Bitcoin’s latest price drop amid its ongoing 2018 slide means the OG cryptocurrency is now in the throes of one of its largest selloffs in its nearly 10-year history.
— Peter Brandt (@PeterLBrandt) November 21, 2018
Bitcoin’s fresh decline coincided with selloffs this week both in international markets and in the U.S. stock market.
A flight from risk in general seems to be in play as some tech stocks have started to be routed and concerns over the possibility of a coming global recession grow.
— CNN (@CNN) November 20, 2018
Markets go up, and they go down. Still, critics like Nouriel Roubini have triumphantly hailed BTC’s newest downturn as proof that cryptocurrency’s jig is finally up.
But, as history has shown, bitcoin has seen such sharp declines before, and none have proved final yet.
This isn’t to say bitcoin will reach any particular price again, e.g. its high-point near $20,000 USD — it’s just the obvious suggestion that bitcoin has rebounded before and can still do so even if its price sinks further in the weeks ahead.
Is the cryptoeconomy’s longest and harshest bear market to date just beginning? It’s possible, particularly if a global recession is, in fact, nigh.
But while Roubini has argued the cryptoeconomy just went “bust for good,” it seems more likely that, like popular stock indices, bitcoin and other major digital assets will have boom-and-bust cycles for the remainder of their lives.
How long these cycles last, and how deep they go, are the grand questions accordingly. The verdict’s out for now, of course.
Perchance to Dream
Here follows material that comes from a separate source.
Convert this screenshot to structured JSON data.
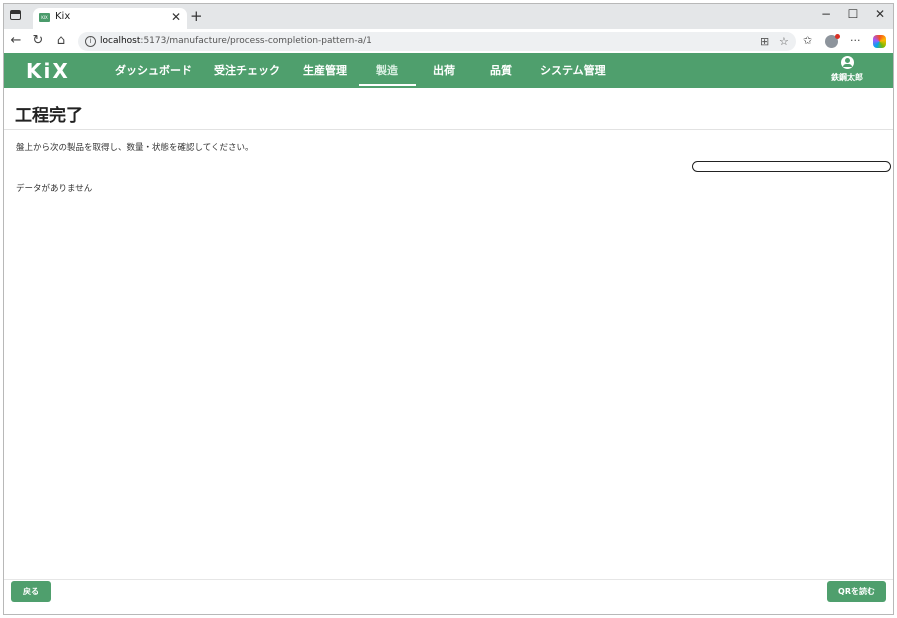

Naturally, the hope of an eventual rebound from the current bitcoin crash has been pointed to by many cryptocurrency stalwarts over the past few days.
Some of these stalwarts have highlighted major historical drawbacks in Amazon’s and Apple’s stocks as an indication that the cryptoeconomy’s titans don’t have to be down for the count.
Amazon declined 94% from December 1999 to September 2001.
Apple declined 81% from April 1991 to December 1997.
Conviction cannot be killed.
— Cole (@ColeKennelly) November 20, 2018
After last year’s hyperspeculative atmosphere and concerns over possible price manipulation, this year’s cryptoeconomy has seen considerable flight and that flight may not be over still.
It’s the dedicated, participatory builder types who will remain and trod ahead in the interim.
And when it comes to top-tier cryptocurrency projects like Bitcoin and Ethereum, their prices may attract investors, but its their fundamentals that make the curious stay.
If you ask "why has crypto gone down so fast" answer is the same as "why did crypto go up so fast last year".
New tech, price mostly driven by speculators – means that the price reflects the price, instead of tech fundamentals (which exist & are strong but are hard to measure).
— Andreas M. Antonopoulos (@aantonop) November 21, 2018
And the fundamentals of the top projects are, indeed, more interesting than ever.
For example, the capacity of the Lightning Network was up around 250 percent from mid-October to mid-November 2018 alone. The fledgling layer-two scaling solution still has a long way to go, but it’s also come a long way and portends a possible revolutionary future for Bitcoin if brought to fruition.
The same goes generally for other notable projects like Ethereum. Ethereum’s developers are plugging along at their scaling triumvirate of Plasma, Casper, and sharding, and if actualized, this trinity should prove to be a gamechanger that leads to other gamechangers.
These are just two examples among many. Such tech is interesting and worth considering no matter where prices are at.
What’s your take? Will things get uglier before they get better amid this bitcoin crash? Or is Roubini right, is crypto never coming back from here? Let us know in the comments section below.
Images via Pixabay